━━━━━ Material supplied

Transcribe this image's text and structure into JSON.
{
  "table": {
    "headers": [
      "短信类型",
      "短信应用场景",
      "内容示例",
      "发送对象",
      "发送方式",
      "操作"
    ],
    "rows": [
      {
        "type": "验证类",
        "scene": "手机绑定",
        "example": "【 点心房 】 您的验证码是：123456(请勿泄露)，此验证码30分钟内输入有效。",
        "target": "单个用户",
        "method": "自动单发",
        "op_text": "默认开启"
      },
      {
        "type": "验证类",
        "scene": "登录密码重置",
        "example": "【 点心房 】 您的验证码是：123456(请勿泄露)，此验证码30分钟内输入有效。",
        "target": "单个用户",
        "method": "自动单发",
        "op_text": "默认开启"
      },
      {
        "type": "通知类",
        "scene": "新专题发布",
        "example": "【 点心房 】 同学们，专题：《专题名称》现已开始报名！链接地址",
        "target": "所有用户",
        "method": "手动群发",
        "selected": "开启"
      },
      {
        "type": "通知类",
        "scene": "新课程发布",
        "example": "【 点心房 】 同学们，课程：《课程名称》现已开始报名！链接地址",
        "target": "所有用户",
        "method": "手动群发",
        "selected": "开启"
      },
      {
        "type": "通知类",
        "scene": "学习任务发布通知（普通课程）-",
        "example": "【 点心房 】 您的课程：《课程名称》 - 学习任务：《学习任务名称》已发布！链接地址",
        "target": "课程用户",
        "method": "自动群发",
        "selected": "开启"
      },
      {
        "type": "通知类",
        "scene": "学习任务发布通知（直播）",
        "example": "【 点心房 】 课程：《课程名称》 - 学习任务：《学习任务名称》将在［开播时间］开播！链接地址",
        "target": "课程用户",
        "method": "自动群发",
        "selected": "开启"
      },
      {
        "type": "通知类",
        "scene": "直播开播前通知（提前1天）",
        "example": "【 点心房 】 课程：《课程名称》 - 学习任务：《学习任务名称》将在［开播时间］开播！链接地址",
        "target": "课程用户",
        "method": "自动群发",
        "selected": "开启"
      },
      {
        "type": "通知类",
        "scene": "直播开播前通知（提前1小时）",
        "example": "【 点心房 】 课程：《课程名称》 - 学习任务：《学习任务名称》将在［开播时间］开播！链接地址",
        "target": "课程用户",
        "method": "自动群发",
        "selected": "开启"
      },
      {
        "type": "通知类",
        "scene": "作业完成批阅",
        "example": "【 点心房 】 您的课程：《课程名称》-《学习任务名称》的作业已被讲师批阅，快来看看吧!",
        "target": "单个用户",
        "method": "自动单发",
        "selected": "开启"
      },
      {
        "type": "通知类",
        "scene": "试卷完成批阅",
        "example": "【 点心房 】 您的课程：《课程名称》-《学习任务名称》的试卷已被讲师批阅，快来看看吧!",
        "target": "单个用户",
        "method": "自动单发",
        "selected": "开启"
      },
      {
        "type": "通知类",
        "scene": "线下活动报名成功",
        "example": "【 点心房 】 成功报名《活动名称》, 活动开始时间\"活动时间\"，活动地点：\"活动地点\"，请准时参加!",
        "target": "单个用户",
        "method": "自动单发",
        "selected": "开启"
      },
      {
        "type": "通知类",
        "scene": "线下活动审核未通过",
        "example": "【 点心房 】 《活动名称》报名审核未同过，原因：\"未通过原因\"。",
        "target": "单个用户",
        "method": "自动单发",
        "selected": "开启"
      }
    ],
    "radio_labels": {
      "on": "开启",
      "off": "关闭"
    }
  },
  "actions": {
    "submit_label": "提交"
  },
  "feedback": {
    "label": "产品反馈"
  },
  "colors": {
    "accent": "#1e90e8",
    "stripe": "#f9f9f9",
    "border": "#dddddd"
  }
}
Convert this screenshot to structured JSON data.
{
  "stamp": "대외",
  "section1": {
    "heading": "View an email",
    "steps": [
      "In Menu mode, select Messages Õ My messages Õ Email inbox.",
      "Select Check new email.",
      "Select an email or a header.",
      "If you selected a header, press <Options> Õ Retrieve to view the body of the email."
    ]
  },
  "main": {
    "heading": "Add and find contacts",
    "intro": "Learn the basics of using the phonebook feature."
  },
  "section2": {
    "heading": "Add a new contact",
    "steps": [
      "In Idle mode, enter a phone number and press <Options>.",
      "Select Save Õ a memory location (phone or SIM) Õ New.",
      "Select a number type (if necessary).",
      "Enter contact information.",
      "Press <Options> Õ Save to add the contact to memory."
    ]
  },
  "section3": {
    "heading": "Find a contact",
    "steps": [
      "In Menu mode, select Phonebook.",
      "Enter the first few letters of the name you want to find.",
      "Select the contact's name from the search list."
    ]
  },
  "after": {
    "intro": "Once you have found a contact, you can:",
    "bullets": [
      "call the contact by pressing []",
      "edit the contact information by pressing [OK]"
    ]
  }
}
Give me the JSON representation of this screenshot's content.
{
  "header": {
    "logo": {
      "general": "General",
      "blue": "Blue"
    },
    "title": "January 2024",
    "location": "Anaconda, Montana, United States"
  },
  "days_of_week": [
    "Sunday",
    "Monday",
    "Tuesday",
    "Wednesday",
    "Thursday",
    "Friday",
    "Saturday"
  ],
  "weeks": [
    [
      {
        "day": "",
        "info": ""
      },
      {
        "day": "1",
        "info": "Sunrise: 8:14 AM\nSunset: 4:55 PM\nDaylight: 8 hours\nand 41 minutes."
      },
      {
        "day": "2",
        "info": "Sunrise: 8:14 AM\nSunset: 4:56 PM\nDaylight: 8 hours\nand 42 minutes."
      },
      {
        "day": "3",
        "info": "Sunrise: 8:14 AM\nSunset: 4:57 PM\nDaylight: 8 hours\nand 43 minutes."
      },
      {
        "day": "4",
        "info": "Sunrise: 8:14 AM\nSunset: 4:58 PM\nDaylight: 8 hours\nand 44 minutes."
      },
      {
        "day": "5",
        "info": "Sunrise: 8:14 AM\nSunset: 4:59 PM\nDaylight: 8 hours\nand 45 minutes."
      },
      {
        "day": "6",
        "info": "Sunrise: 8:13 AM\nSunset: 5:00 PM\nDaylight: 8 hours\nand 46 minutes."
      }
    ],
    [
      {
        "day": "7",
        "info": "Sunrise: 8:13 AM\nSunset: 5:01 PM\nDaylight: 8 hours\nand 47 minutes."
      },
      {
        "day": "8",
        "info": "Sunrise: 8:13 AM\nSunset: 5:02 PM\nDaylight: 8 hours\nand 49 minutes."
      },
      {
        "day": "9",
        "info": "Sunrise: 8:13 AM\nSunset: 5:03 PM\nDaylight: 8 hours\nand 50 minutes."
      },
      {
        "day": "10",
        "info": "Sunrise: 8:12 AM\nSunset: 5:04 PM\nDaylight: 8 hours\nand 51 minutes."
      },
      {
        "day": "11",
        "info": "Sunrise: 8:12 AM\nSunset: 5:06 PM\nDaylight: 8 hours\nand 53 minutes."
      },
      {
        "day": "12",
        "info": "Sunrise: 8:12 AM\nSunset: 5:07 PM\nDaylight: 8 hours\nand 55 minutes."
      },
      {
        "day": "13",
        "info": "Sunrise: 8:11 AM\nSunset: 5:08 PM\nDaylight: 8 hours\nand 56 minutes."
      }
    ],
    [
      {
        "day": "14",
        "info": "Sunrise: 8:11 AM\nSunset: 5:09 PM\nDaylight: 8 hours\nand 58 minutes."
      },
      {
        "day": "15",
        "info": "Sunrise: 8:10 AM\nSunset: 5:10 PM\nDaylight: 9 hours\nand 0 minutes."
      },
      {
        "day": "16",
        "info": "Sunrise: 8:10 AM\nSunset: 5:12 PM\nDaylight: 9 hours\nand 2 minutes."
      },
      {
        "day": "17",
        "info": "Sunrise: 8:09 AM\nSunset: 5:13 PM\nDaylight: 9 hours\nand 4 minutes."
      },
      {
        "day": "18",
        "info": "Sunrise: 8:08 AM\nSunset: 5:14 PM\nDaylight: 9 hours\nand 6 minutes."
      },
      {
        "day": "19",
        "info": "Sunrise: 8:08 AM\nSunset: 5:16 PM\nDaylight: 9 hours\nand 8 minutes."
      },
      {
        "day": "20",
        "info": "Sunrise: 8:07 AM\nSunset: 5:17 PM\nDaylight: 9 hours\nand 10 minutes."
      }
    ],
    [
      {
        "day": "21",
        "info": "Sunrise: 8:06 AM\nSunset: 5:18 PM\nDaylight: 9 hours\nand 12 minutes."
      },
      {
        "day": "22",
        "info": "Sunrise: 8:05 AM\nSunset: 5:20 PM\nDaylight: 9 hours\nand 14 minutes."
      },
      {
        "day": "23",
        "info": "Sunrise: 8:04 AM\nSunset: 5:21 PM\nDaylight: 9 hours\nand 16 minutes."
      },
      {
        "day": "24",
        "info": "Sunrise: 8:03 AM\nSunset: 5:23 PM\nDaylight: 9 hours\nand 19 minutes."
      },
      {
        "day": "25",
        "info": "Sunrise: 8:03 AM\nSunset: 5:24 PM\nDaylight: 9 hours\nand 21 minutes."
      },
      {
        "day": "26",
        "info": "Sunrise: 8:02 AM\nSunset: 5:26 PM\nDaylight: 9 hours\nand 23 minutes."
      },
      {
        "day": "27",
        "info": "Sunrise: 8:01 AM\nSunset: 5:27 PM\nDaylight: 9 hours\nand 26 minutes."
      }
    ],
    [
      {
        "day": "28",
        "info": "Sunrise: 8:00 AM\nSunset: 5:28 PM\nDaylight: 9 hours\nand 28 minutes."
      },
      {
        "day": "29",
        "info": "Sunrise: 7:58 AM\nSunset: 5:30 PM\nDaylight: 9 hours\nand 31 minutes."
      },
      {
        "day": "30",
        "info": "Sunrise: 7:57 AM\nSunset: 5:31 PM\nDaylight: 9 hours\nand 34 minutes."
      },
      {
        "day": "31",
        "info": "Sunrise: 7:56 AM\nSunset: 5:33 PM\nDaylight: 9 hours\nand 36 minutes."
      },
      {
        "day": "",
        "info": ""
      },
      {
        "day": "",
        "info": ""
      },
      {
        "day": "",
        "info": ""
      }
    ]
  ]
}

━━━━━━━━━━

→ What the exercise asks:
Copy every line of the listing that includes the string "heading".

→ Answer for the task:
    "heading": "View an email",
    "heading": "Add and find contacts",
    "heading": "Add a new contact",
    "heading": "Find a contact",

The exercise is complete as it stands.